● What to do
Retype the full listing without altering anything.

•••

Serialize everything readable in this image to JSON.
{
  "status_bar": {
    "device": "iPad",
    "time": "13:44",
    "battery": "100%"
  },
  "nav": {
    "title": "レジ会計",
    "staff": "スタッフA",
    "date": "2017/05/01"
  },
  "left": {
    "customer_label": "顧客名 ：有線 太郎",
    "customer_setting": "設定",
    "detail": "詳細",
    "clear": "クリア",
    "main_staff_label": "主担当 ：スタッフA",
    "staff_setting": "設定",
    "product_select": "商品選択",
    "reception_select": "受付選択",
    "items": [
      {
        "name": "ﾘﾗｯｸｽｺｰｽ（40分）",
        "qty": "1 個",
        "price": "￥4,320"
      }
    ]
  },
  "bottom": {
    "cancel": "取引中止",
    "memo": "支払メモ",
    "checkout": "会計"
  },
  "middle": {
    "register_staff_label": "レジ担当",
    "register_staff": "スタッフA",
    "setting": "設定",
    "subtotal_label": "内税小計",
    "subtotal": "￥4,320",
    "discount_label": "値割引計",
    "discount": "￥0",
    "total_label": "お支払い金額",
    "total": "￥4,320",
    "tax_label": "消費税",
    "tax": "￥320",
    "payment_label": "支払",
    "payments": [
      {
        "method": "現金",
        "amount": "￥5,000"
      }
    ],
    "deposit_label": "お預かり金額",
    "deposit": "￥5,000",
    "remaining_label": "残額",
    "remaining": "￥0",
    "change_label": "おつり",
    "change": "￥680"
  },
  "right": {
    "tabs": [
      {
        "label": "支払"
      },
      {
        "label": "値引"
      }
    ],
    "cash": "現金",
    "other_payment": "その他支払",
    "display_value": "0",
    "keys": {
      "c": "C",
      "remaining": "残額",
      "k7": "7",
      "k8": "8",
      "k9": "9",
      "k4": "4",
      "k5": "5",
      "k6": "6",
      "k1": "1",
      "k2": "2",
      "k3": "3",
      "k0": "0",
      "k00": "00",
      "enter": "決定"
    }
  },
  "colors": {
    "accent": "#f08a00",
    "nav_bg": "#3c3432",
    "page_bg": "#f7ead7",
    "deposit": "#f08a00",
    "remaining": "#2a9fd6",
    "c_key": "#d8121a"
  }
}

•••

● Exercise solution
Serialize everything readable in this image to JSON.
{
  "status_bar": {
    "device": "iPad",
    "time": "13:44",
    "battery": "100%"
  },
  "nav": {
    "title": "レジ会計",
    "staff": "スタッフA",
    "date": "2017/05/01"
  },
  "left": {
    "customer_label": "顧客名 ：有線 太郎",
    "customer_setting": "設定",
    "detail": "詳細",
    "clear": "クリア",
    "main_staff_label": "主担当 ：スタッフA",
    "staff_setting": "設定",
    "product_select": "商品選択",
    "reception_select": "受付選択",
    "items": [
      {
        "name": "ﾘﾗｯｸｽｺｰｽ（40分）",
        "qty": "1 個",
        "price": "￥4,320"
      }
    ]
  },
  "bottom": {
    "cancel": "取引中止",
    "memo": "支払メモ",
    "checkout": "会計"
  },
  "middle": {
    "register_staff_label": "レジ担当",
    "register_staff": "スタッフA",
    "setting": "設定",
    "subtotal_label": "内税小計",
    "subtotal": "￥4,320",
    "discount_label": "値割引計",
    "discount": "￥0",
    "total_label": "お支払い金額",
    "total": "￥4,320",
    "tax_label": "消費税",
    "tax": "￥320",
    "payment_label": "支払",
    "payments": [
      {
        "method": "現金",
        "amount": "￥5,000"
      }
    ],
    "deposit_label": "お預かり金額",
    "deposit": "￥5,000",
    "remaining_label": "残額",
    "remaining": "￥0",
    "change_label": "おつり",
    "change": "￥680"
  },
  "right": {
    "tabs": [
      {
        "label": "支払"
      },
      {
        "label": "値引"
      }
    ],
    "cash": "現金",
    "other_payment": "その他支払",
    "display_value": "0",
    "keys": {
      "c": "C",
      "remaining": "残額",
      "k7": "7",
      "k8": "8",
      "k9": "9",
      "k4": "4",
      "k5": "5",
      "k6": "6",
      "k1": "1",
      "k2": "2",
      "k3": "3",
      "k0": "0",
      "k00": "00",
      "enter": "決定"
    }
  },
  "colors": {
    "accent": "#f08a00",
    "nav_bg": "#3c3432",
    "page_bg": "#f7ead7",
    "deposit": "#f08a00",
    "remaining": "#2a9fd6",
    "c_key": "#d8121a"
  }
}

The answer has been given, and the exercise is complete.